Don't Game Stop the Market

The Halftime Show is Short

The market pullback sparked by the GameStop mania gave way to a strong rally last week. Amid the speculative frenzy and market volatility, we noted that 1) we did not believe GameStop was a signal of a broader market bubble, and 2) the underlying outlook for the economy had not changed, with the path ahead for economic and earnings growth remaining favorable. This doesn't mean it'll be smooth sailing from here, but we think last week highlighted the following important takeaways: The halftime show doesn't last forever: The Weekend's halftime show will be a spectacular: hype and eyeballs, but while the fireworks burn bright, they also burn out. The eye-popping gains in stocks like GameStop and AMC captured investors' attention, but "short squeezes" and "Reddit trades" are, in our view, not factors that drive the market sustainably.

Temporary headlines produce temporary reactions: The more important story here is not the investment merit of GameStop stock, but instead a reminder that even strong bull markets experience setbacks. The market's attention will wander periodically, spurring the occasional fumble, but temporary headline risks tend to produce temporary market reactions, not prolonged downturns. Invest, don't bet: We think the recent experience with GameStop highlights the difference between betting and investing. Both involve risk, but we think investors can help mitigate risks by diversifying and aligning decisions to goals, not emotions. Emotions often prompt an urge to sell when markets decline, in hopes of avoiding further downside.

The Super Bowl is a Long Game

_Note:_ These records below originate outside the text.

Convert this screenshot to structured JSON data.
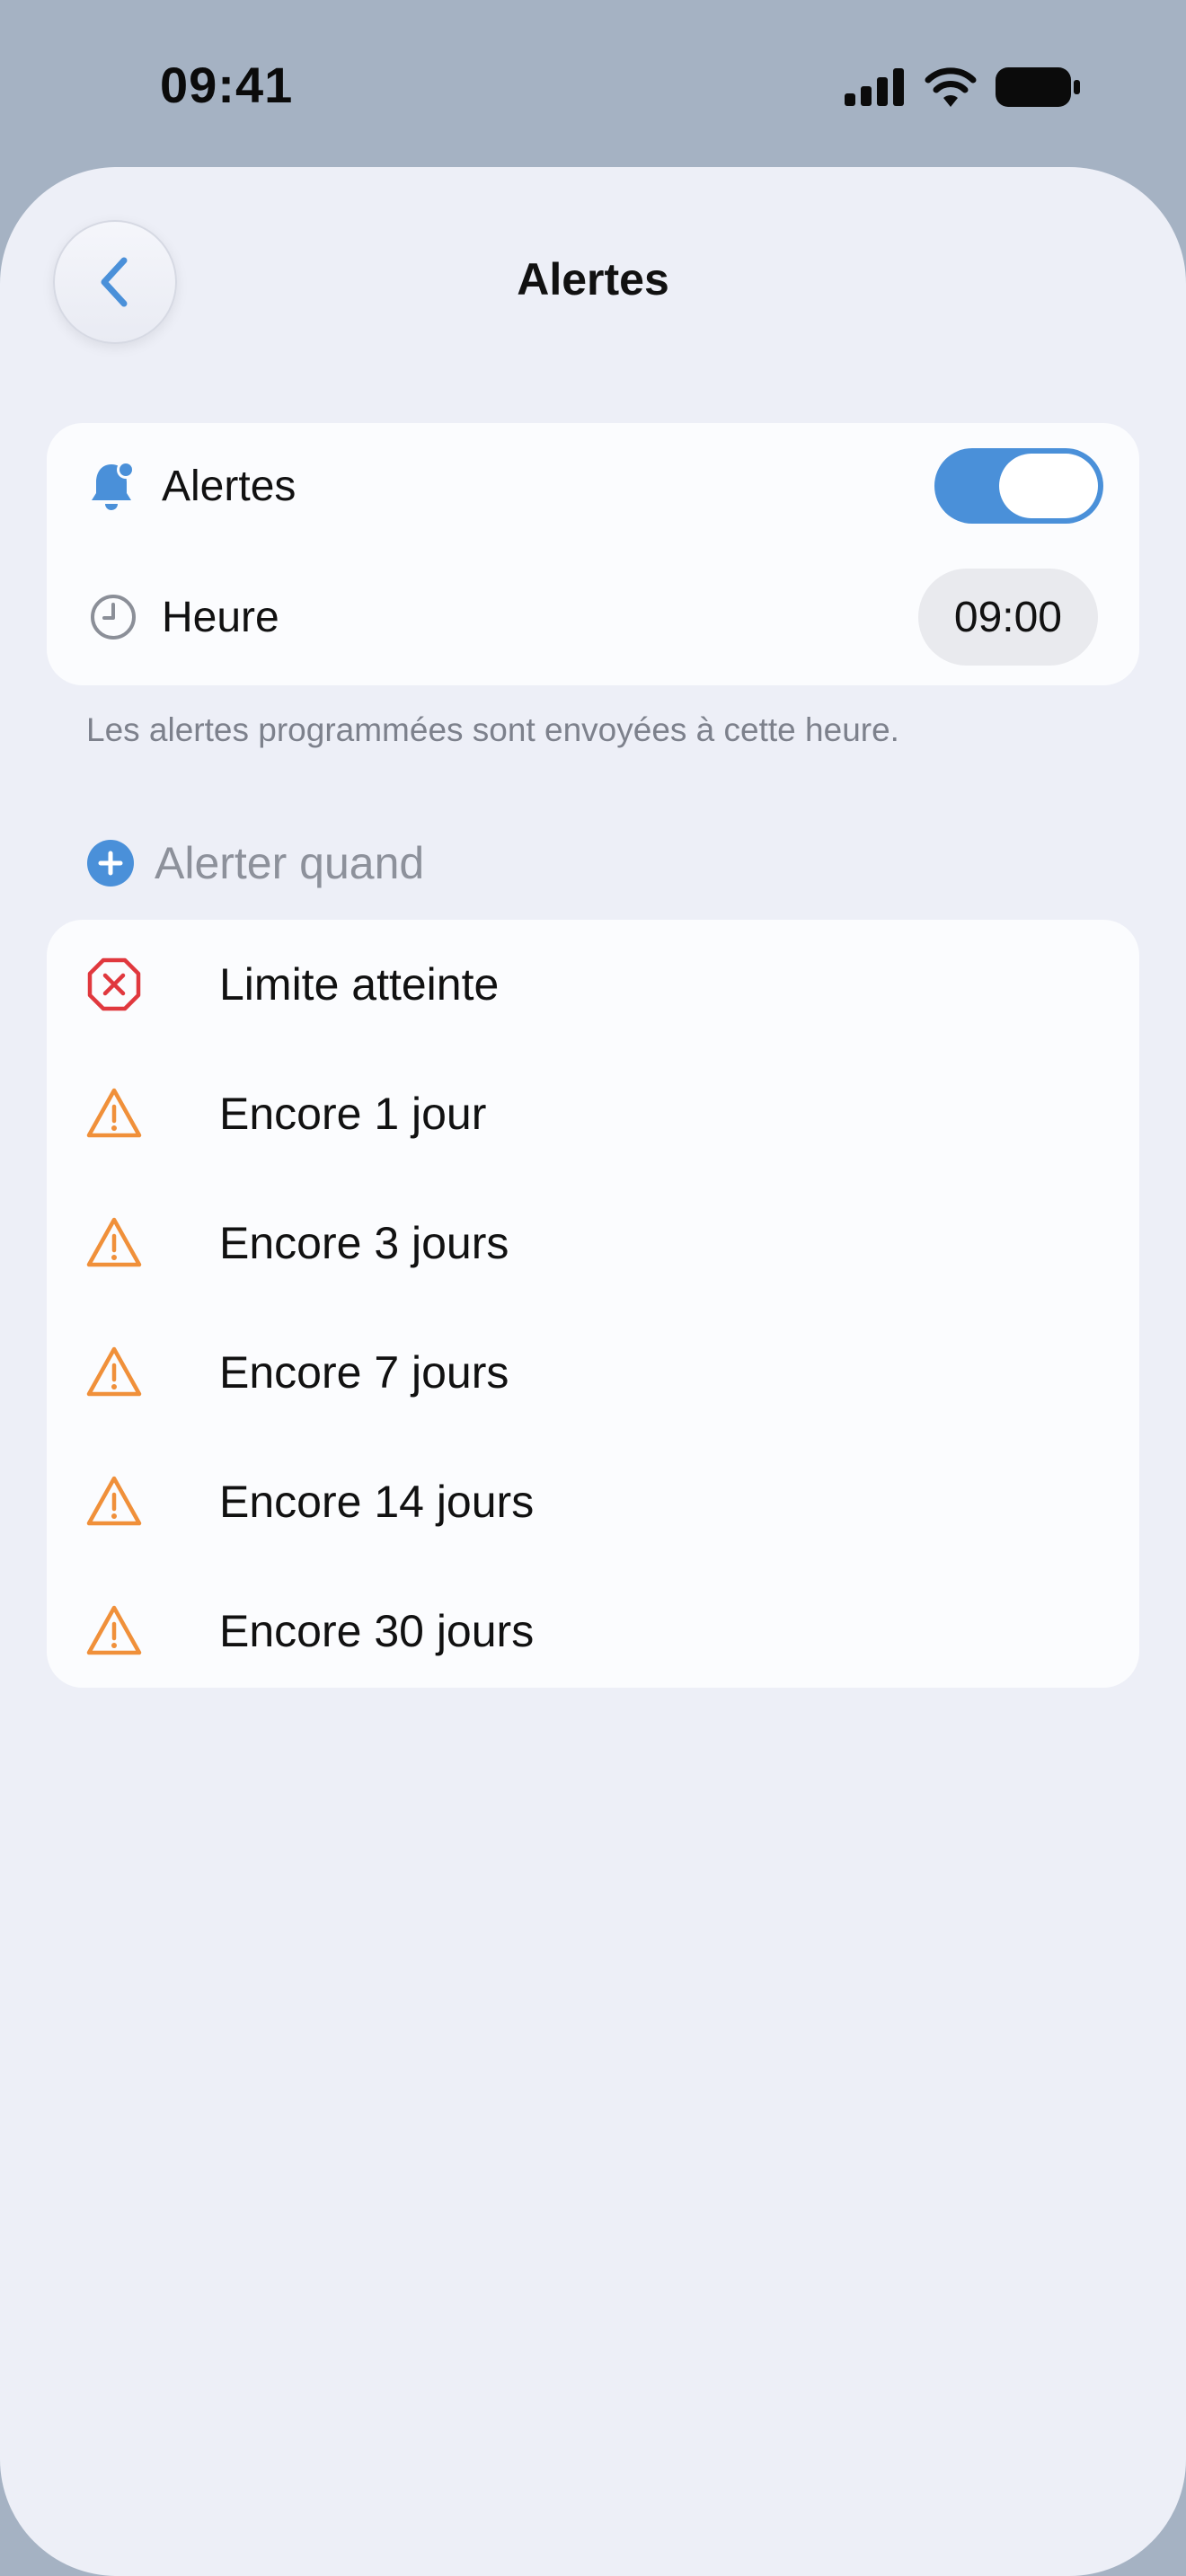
{
  "status_bar": {
    "time": "09:41",
    "icons": [
      "cellular-signal-icon",
      "wifi-icon",
      "battery-icon"
    ]
  },
  "header": {
    "title": "Alertes",
    "back_icon": "chevron-left-icon"
  },
  "settings": {
    "alerts_label": "Alertes",
    "alerts_enabled": true,
    "time_label": "Heure",
    "time_value": "09:00",
    "footnote": "Les alertes programmées sont envoyées à cette heure."
  },
  "alert_when": {
    "header": "Alerter quand",
    "items": [
      {
        "label": "Limite atteinte",
        "icon": "x-octagon-icon",
        "color": "#e0383e"
      },
      {
        "label": "Encore 1 jour",
        "icon": "warning-triangle-icon",
        "color": "#f0903a"
      },
      {
        "label": "Encore 3 jours",
        "icon": "warning-triangle-icon",
        "color": "#f0903a"
      },
      {
        "label": "Encore 7 jours",
        "icon": "warning-triangle-icon",
        "color": "#f0903a"
      },
      {
        "label": "Encore 14 jours",
        "icon": "warning-triangle-icon",
        "color": "#f0903a"
      },
      {
        "label": "Encore 30 jours",
        "icon": "warning-triangle-icon",
        "color": "#f0903a"
      }
    ]
  },
  "colors": {
    "accent": "#4a90d9",
    "warning": "#f0903a",
    "error": "#e0383e",
    "background": "#edeff7"
  }
}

Overall, a strong market week: U.S. equities finished higher, to cap off a week of gains and recapturing all of last week's declines, despite another monthly payroll report that showed the sobering impact of the pandemic. The optimism of further fiscal relief after the Senate paved the way for a new bill to be signed appeared to overshadow the much softer-than-expected jobs report. Meanwhile, another dose of encouraging COVID-19 vaccine news also buoyed the markets, courtesy of Dow member Johnson & Johnson's filling for an Emergency Use Authorization of its single-shot candidate. Earnings season remained robust, highlighted by Ford's unexpected adjusted profit, along with results from Pinterest and Activision Blizzard. Don't chase hot, diversify: The broadening of market gains, as we're seeing now, has historically been a characteristic of the early and middle phases of an expansion. Narrowing leadership within small portions of the market has traditionally been a feature of the later phases of a bull market. We think this means investors can have confidence in the outlook for the market, but they should use this as an opportunity to increase diversification across portfolios, not chase specific "hot" investments, as a way to navigate the field ahead. The economy is the quarterback: We think the economic recovery will continue to call the shots. Quarterbacks aren't on the field for every play, but their performance does tend to have the largest influence on the outcome of the game. The same is true for the market. Certain factors or risks can grab the ball for a time, but fundamentals – most structurally, the economy – set the direction and pace for the market over time. But if you do bet... Take the Chiefs and lay the 3.5 points. As we predicted a month ago KC gets its second Super Bowl in a row today. And that's your one-minute weekly market scoop. Enjoy the Super Bowl!

credit: Edward Jones Weekly.